VANDENBERG SPACE FORCE BASE, Calif. (NASA PR) — NASA will provide coverage of the upcoming prelaunch and launch activities for the Landsat 9 satellite, a joint NASA and U.S. Geological Survey (USGS) mission that will continue the legacy of monitoring Earth’s land and coastal regions that began with the first Landsat satellite in 1972.
Landsat 9 is scheduled to launch at 2:11 p.m. EDT (11:11 a.m. PDT) Monday, Sept. 27, on a United Launch Alliance (ULA) Atlas V 401 rocket from Space Launch Complex 3 at Vandenberg Space Force Base in California.
Landsat 9 will join its sister satellite, Landsat 8, in orbit in collecting images from across the planet every eight days. This calibrated data will continue the Landsat program’s critical role in monitoring the health of Earth and helping people manage essential resources, including crops, irrigation water, and forests.
Images from Landsat 9 will be added to nearly 50 years of free and publicly available data from the mission – the longest data record of Earth’s landscapes taken from space. Landsat’s medium-resolution imaging capabilities allows researchers to harmonize the images to detect the footprint of human activities and their impact on our home planet over the decades.
Due to the coronavirus (COVID-19) pandemic, all media participation in news conferences will be remote. A phone bridge will be provided for each briefing.
Full mission coverage is as follows (all times Eastern):
Friday, Sept. 24
1 p.m. – Landsat 9 Science Briefing, with the following participants:

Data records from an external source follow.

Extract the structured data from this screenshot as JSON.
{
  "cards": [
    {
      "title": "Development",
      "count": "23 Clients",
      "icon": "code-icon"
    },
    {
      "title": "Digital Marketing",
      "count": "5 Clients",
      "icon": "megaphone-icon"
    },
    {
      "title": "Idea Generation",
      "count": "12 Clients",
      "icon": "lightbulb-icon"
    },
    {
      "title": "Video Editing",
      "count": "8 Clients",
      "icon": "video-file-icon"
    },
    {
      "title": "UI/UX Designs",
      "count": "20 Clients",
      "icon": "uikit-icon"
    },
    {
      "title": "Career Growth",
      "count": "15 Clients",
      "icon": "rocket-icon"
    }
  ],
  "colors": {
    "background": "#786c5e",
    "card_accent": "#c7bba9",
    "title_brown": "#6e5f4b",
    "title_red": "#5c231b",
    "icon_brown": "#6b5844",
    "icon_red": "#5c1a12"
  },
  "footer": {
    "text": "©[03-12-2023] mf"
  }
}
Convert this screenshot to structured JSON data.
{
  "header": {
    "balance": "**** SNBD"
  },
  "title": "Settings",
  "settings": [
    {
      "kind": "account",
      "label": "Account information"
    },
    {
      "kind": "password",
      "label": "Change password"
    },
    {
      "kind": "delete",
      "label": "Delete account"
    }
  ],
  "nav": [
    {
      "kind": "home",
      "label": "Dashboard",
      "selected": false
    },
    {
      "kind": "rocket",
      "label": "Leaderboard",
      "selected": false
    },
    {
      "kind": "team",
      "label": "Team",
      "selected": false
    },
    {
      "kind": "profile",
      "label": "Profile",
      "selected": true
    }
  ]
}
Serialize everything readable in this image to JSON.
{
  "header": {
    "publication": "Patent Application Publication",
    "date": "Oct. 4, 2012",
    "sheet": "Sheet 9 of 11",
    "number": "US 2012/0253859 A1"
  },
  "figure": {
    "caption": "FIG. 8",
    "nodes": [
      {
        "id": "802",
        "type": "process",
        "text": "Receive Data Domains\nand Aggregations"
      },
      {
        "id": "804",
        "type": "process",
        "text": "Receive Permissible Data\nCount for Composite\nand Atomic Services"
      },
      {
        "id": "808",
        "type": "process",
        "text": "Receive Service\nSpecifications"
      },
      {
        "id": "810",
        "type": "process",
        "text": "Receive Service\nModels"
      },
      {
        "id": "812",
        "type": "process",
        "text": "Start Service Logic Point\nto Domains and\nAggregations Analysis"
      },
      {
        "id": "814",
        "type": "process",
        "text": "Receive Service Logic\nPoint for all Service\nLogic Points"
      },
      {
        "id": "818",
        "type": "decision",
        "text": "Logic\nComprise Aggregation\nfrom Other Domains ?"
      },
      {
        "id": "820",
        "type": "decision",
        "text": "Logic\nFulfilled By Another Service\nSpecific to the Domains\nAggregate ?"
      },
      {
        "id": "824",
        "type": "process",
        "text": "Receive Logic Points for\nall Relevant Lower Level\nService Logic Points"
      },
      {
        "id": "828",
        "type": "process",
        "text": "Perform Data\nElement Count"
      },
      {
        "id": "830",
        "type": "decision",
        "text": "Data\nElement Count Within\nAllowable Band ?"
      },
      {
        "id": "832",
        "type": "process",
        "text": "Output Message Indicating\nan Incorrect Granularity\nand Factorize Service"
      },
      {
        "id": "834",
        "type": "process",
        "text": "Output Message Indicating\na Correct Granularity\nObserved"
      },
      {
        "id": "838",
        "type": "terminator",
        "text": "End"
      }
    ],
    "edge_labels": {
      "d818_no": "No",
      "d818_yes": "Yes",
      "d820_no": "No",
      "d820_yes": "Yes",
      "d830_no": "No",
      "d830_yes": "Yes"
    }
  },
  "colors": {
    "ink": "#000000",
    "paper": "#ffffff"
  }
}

- Jeff Masek, Landsat 9 project scientist at NASA’s Goddard Space Flight Center
- Chris Crawford, Landsat 9 project scientist at USGS
- Inbal Becker-Reshef, director of NASA’s Harvest food security and agriculture program
- Del Jenstrom, Landsat 9 project manager at Goddard
- Brian Sauer, Landsat 9 project manager at USGS
- Sabrina Chapman, manager, system engineering, Northrop Grumman Space Systems
- Sarah Lipscy, OLI-2 senior engineer, Ball Aerospace & Technologies
Saturday, Sept. 25
4 p.m. – Landsat 9 Prelaunch News Conference, with the following participants:
- Thomas Zurbuchen, associate administrator, NASA’s Science Mission Directorate
- Karen St. Germain, director, NASA’s Earth Science Division
- Tanya Trujillo, assistant secretary for water and science, U.S. Department of the Interior
- Michael Egan, Landsat program executive, NASA’s Earth Science Division
- Tim Dunn, launch director, NASA’s Launch Services Program
- Scott Messer, United Launch Alliance Program Manager, NASA Launch Services
- Capt. Addison Nichols, weather officer, Space Launch Delta 30
Monday, Sept. 27
1:30 p.m. – NASA TV live launch coverage begins
Audio only of the news conferences and launch coverage will be carried on the NASA “V” circuits, which may be accessed by dialing 321-867-1220, -1240, -1260 or -7135. On launch day, “mission audio,” the launch conductor’s countdown activities without NASA TV launch commentary, will be carried on 321-867-7135.
Members of the public can register to attend the launch virtually. NASA’s virtual guest program for Landsat 9 includes curated launch resources, a behind-the-scenes look at the mission, and the opportunity for a virtual launch passport stamp following a successful launch. Print, fold, and get ready to fill your virtual guest launch passport.
Engage kids and students in virtual and hands-on activities that are both family-friendly and educational through Camp Landsat.
Virtual NASA Social
As we finalize launch preparations, we are excited to invite the public to join our virtual NASA Social @NASA_Landsat. Stay up to date on the latest mission activities, interact with NASA and USGS team members in real-time, and watch the launch of the ULA Atlas V rocket that will boost Landsat 9 for its journey into orbit #Landsat.
Watch and engage on social media
Stay connected with the mission on social media, and let people know you’re following it on Twitter, Facebook, and Instagram using the hashtag #Landsat and tag these accounts:
NASA Goddard manages the Landsat 9 mission. Goddard teams also built and tested one of the two instruments on Landsat 9, the Thermal Infrared Sensor 2 (TIRS-2) instrument. TIRS-2 will use thermal imaging to make measurements that can be used to estimate soil moisture and detect the health of plants. The launch is managed by NASA’s Launch Services Program, based at the agency’s Kennedy Space Center in Florida.
The USGS Earth Resources Observation and Science Center in Sioux Falls, South Dakota, will operate the mission and manage the ground system, including maintaining the Landsat archive. Ball Aerospace in Boulder, Colorado, built and tested the Operational Land Imager 2 (OLI-2) instrument, another imaging sensor.
United Launch Alliance is the rocket provider for Landsat 9’s launch. Northrop Grumman in Gilbert, Arizona, built the Landsat 9 spacecraft, integrated the instruments, and tested the observatory.
For more information about Landsat, visit: